§ **Work request**
Copy out, from the data below, each line in which the word "emoji" occurs.

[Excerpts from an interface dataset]
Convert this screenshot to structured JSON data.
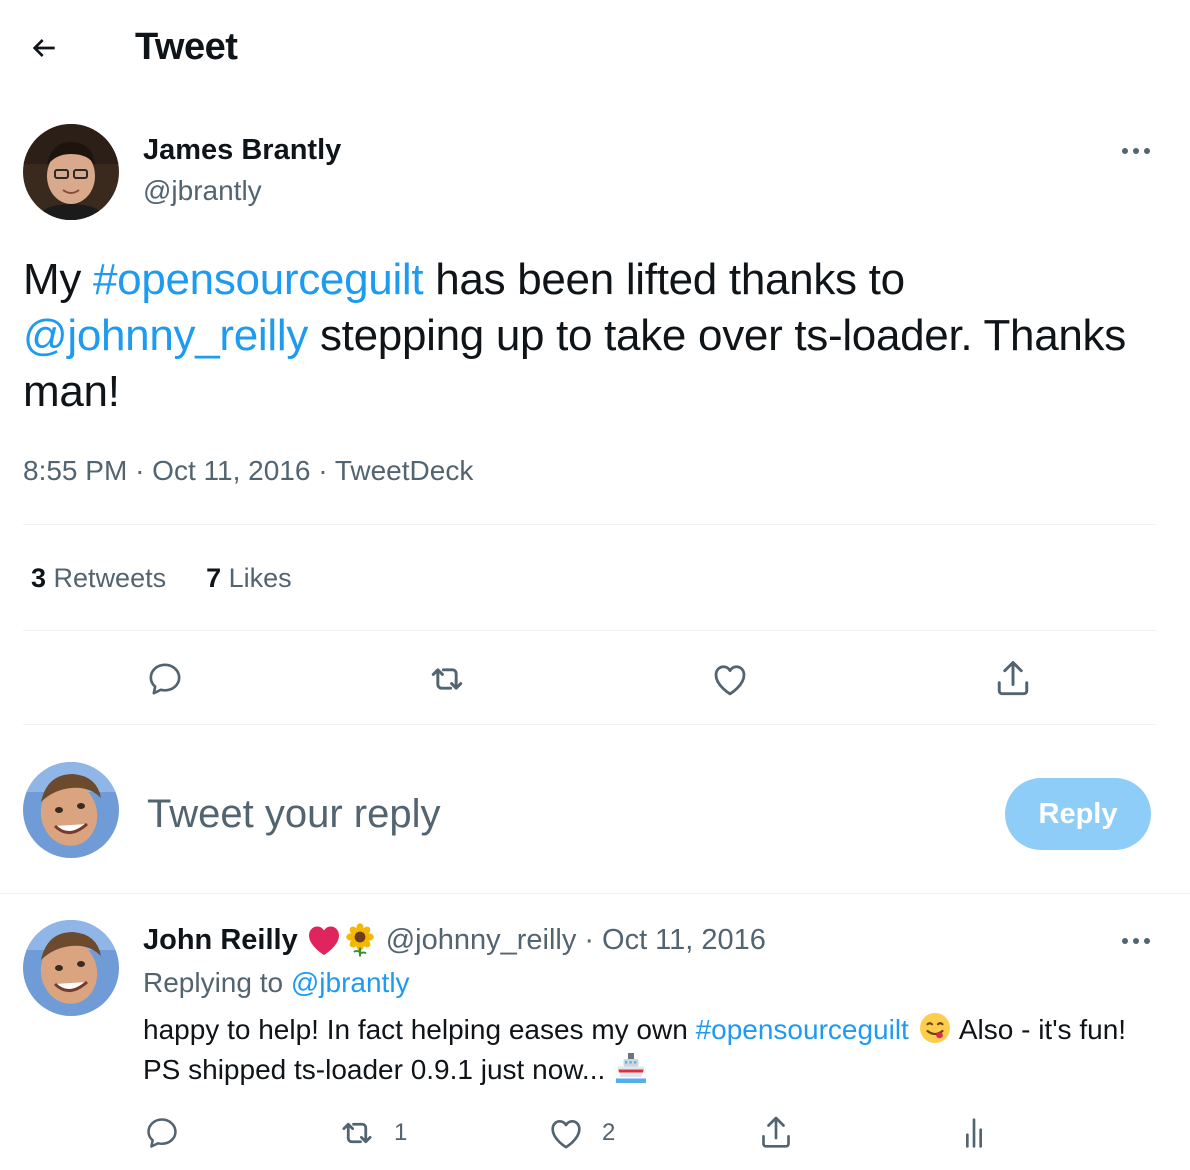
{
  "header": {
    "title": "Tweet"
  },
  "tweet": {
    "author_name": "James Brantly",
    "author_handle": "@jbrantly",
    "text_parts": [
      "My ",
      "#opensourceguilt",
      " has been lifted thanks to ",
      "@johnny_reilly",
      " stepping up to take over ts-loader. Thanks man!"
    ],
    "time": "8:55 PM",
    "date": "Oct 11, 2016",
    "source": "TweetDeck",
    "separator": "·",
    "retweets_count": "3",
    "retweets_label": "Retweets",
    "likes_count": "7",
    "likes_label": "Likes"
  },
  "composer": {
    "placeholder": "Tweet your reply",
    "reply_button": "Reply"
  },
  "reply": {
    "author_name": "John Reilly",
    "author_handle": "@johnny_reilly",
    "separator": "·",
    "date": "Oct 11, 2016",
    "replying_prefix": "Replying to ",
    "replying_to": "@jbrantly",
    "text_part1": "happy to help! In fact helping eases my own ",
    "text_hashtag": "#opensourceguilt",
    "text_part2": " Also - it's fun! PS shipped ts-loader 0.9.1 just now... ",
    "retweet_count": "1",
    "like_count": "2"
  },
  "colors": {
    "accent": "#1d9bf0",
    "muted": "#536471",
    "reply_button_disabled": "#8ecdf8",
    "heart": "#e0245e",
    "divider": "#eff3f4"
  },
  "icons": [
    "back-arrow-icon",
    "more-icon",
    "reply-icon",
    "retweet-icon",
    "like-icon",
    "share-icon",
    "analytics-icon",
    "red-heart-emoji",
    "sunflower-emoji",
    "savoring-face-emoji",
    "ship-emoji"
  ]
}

§ **Written response**
    "red-heart-emoji",
    "sunflower-emoji",
    "savoring-face-emoji",
    "ship-emoji"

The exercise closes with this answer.